-------- TASK DATA

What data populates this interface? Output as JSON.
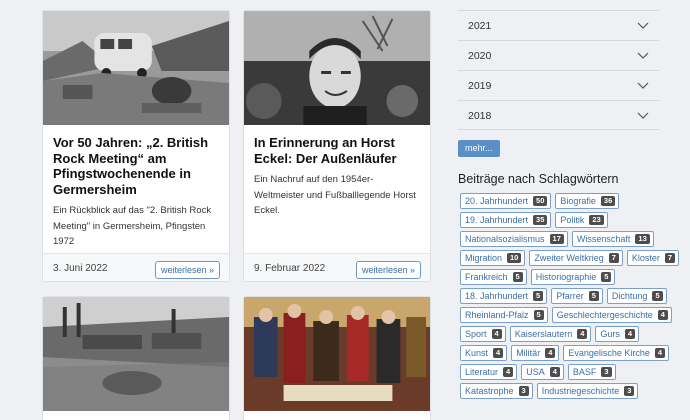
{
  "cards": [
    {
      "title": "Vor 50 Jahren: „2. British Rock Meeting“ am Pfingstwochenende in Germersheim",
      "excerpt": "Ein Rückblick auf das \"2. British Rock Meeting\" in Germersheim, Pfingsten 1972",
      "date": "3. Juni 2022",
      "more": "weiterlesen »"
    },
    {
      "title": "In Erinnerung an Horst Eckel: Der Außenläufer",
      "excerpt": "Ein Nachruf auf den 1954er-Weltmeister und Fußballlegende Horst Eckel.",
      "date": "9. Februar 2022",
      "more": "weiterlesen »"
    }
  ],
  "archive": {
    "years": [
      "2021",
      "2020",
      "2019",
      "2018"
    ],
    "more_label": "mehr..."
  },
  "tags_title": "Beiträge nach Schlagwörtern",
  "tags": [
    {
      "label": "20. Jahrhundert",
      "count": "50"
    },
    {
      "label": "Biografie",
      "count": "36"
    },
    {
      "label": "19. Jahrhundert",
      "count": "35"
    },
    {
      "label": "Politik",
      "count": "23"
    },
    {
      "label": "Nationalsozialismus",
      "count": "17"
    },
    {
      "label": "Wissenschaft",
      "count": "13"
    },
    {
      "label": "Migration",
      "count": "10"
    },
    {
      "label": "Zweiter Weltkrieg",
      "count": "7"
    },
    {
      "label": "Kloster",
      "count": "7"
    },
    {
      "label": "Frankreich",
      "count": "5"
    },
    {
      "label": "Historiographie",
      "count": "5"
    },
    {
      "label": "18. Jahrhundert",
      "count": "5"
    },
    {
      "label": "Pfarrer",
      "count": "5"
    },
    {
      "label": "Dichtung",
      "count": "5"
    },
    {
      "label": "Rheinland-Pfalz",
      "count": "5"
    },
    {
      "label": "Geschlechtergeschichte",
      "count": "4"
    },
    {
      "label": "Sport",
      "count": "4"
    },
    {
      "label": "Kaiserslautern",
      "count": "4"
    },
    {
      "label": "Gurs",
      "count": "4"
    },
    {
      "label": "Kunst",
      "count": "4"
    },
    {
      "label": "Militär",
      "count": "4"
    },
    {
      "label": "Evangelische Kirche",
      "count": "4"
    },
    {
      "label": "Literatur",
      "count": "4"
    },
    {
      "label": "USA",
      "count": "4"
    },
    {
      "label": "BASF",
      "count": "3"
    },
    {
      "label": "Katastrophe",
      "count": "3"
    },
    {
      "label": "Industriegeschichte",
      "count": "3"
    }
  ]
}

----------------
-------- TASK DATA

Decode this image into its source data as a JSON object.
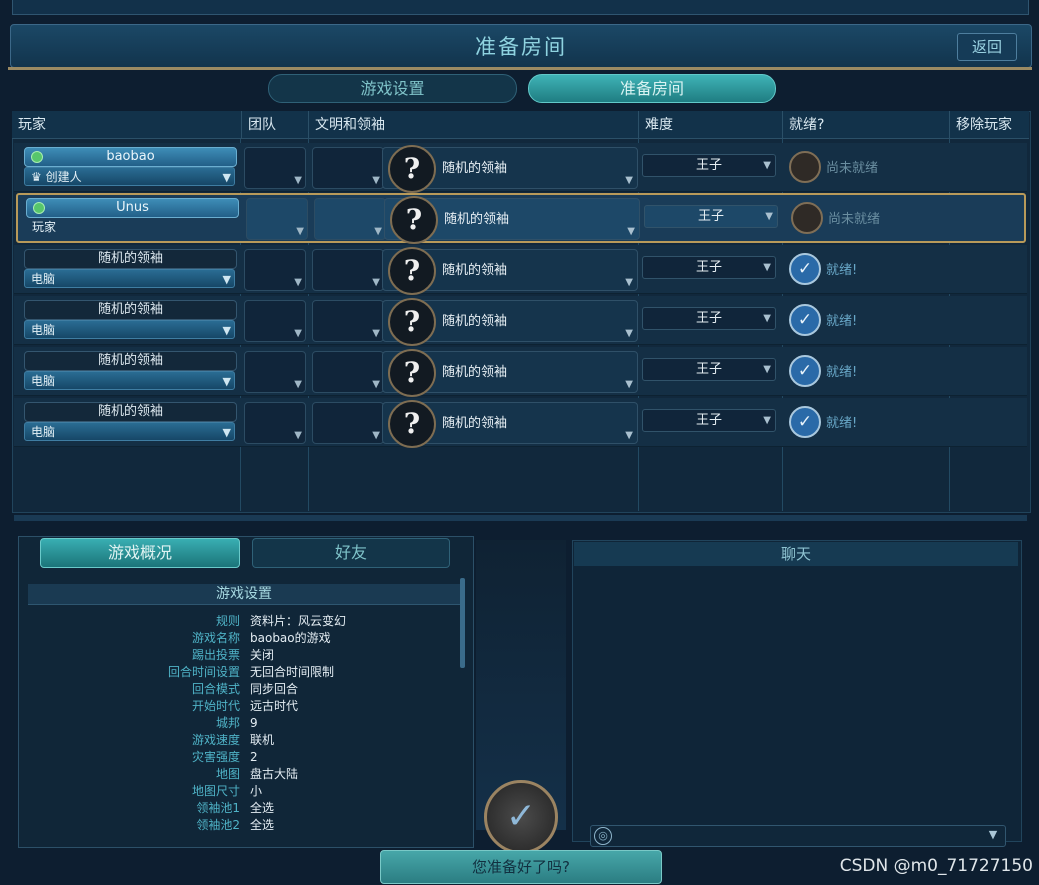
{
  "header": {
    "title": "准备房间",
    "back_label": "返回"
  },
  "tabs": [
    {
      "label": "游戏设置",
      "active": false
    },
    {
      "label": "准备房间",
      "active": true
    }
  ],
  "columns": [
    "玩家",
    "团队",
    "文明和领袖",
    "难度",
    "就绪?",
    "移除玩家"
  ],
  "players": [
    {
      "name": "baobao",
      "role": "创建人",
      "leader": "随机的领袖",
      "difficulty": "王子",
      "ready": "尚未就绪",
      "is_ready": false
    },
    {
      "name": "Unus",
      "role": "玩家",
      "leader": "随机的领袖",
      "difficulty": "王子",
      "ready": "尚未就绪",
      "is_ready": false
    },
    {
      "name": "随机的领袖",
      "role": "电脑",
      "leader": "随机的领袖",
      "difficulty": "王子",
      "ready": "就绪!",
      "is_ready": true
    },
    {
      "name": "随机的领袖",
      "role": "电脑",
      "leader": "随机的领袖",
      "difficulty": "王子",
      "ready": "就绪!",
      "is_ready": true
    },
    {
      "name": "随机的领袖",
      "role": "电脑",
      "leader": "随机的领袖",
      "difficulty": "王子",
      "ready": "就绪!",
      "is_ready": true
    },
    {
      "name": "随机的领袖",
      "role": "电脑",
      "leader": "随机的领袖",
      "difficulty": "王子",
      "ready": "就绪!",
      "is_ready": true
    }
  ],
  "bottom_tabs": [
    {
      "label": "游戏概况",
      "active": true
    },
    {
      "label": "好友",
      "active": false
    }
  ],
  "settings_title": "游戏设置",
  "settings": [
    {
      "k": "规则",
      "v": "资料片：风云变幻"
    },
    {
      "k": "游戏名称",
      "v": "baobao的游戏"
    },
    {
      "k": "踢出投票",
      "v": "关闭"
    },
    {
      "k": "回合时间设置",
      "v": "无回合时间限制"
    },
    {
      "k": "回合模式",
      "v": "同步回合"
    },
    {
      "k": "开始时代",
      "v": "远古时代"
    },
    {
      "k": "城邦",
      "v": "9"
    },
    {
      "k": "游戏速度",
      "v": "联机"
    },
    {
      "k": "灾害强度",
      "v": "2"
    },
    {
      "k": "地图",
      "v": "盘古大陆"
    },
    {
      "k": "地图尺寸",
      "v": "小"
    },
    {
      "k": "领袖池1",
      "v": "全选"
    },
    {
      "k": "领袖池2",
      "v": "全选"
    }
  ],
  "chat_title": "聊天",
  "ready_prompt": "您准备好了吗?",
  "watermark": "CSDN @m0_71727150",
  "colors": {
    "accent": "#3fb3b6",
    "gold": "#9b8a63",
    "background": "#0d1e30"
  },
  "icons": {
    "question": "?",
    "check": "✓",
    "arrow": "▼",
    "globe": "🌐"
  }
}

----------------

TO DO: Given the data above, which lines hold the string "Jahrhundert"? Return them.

EXERCISE ANSWER:
      "label": "20. Jahrhundert",
      "label": "19. Jahrhundert",
      "label": "18. Jahrhundert",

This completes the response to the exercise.